From the point of view of general relativity, inertial frames are those local reference frames which are in free-fall and non-rotating. "Local" reference frames because the free-fall condition may only be realised locally.
You pose the question referring to unknown sources \(S\) and \(S'\)of the forces acting on person and scale, respectively. If the force on the person is gravitation, e.g. if \(S\) is a distant star or a planet, then, prior to hitting the scale, the person is in free-fall (the person considered small enough compared with the scale of variation of the star's gravitational field for differences of the gravitational field across the person's extension, i.e. tidal forces, to be negligible). The person in free-fall, if non-rotating, is in an inertial system.
The scale cannot be shut off from gravity, but let's assume \(S'\) to be such that it overcompensates the gravitation on the scale. For example, a giant spring mounted on \(S\) could accelerate the scale away from the star/planet towards the person. Before making contact with the person, the scale is not in free-fall, and therefore not in an inertial system (it is accelerated relatively to a free-fall system, thus relatively to an inertial system).
After person and scale hit (and stick together instead of rebouncing) the person is at rest relative to the scale. The movement relative to the sources is a different question. As the scale still is pushed by the spring, the person now, via the scale, is also pushed by the spring. The person no longer is in free-fall, but accelerated relatively to a free-fall system; therefore, the person on the scale is not in an inertial system.
(By the way, something similar happens when you stand on the ground or actually step on a scale.)
Consider a different setup:
Assume you do your experiment in a laboratory which can be assumed in free-fall and non-rotating in the above sense. The laboratory frame is an inertial frame.

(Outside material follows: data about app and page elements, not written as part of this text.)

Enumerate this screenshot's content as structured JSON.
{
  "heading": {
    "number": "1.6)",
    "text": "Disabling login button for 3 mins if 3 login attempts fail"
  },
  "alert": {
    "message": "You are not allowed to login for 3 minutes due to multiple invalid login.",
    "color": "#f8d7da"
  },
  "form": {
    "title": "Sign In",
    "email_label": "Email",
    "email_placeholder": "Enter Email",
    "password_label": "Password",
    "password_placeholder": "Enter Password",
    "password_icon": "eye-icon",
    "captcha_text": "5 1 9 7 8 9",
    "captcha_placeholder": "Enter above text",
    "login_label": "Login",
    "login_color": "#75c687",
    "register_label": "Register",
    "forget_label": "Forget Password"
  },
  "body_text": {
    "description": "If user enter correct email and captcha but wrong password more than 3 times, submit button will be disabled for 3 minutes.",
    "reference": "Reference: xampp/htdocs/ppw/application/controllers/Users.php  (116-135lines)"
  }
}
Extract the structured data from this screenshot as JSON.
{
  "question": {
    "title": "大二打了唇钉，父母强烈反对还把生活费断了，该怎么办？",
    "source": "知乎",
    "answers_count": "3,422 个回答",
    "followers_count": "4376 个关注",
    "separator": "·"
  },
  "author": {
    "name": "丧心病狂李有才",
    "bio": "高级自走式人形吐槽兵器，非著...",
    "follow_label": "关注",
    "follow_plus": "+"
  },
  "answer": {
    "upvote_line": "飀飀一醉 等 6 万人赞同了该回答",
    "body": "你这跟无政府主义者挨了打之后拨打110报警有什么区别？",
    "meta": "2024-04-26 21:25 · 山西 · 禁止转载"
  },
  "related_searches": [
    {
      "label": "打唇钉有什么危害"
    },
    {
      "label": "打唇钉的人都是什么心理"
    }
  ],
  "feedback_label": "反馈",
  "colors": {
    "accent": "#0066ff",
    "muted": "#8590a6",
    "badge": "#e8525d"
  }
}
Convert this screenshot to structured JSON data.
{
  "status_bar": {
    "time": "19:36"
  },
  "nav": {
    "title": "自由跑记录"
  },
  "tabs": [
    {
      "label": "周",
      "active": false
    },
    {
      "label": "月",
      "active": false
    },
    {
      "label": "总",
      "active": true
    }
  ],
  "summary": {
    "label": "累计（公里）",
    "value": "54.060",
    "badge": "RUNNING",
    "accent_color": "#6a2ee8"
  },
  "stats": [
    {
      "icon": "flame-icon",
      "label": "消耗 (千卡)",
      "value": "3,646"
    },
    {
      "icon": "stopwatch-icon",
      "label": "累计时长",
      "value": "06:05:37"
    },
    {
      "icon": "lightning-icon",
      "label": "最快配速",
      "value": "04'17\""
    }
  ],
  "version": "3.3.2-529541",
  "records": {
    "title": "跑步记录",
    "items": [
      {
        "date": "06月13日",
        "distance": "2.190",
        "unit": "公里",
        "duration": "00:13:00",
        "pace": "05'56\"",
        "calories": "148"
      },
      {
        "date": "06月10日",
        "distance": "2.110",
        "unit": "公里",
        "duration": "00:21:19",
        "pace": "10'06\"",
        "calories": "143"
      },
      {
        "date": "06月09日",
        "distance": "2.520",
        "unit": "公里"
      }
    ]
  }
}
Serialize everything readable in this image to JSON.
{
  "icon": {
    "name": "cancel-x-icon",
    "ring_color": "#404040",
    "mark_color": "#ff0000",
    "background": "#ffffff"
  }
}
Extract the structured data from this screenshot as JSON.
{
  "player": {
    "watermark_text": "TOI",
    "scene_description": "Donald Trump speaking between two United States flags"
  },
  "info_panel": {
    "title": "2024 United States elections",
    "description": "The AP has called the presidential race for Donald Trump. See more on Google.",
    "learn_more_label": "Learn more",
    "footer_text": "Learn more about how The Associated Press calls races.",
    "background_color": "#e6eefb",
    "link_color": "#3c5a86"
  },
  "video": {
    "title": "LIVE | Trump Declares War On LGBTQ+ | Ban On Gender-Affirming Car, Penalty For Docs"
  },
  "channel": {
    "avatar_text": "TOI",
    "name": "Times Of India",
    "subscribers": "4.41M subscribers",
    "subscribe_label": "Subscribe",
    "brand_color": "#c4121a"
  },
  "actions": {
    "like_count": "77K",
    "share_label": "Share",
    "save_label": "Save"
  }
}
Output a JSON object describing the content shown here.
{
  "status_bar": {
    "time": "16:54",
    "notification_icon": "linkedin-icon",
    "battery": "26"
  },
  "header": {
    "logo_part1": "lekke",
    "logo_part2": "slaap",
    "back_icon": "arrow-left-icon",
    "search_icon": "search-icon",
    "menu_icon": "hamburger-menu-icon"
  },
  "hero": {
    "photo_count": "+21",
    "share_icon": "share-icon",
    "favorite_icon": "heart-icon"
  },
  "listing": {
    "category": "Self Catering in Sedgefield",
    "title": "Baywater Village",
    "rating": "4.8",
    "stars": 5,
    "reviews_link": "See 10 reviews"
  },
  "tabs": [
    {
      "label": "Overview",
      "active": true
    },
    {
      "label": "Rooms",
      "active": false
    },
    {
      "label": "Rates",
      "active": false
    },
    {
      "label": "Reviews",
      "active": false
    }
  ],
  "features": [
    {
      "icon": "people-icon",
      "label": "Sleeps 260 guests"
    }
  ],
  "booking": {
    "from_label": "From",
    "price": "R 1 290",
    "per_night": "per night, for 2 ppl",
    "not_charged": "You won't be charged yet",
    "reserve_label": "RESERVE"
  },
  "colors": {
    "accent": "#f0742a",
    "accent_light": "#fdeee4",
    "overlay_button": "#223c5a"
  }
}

Assume that person and scale are accelerated towards each other by springs, such that after making contact the person-scale system is at rest in the laboratory. Then, while person and scale are accelerated towards each other they are accelerated relatively to an inertial system and neither person nor scale are in an inertial system. Once person and scale have hit and are at rest in the laboratory frame they are in an inertial system.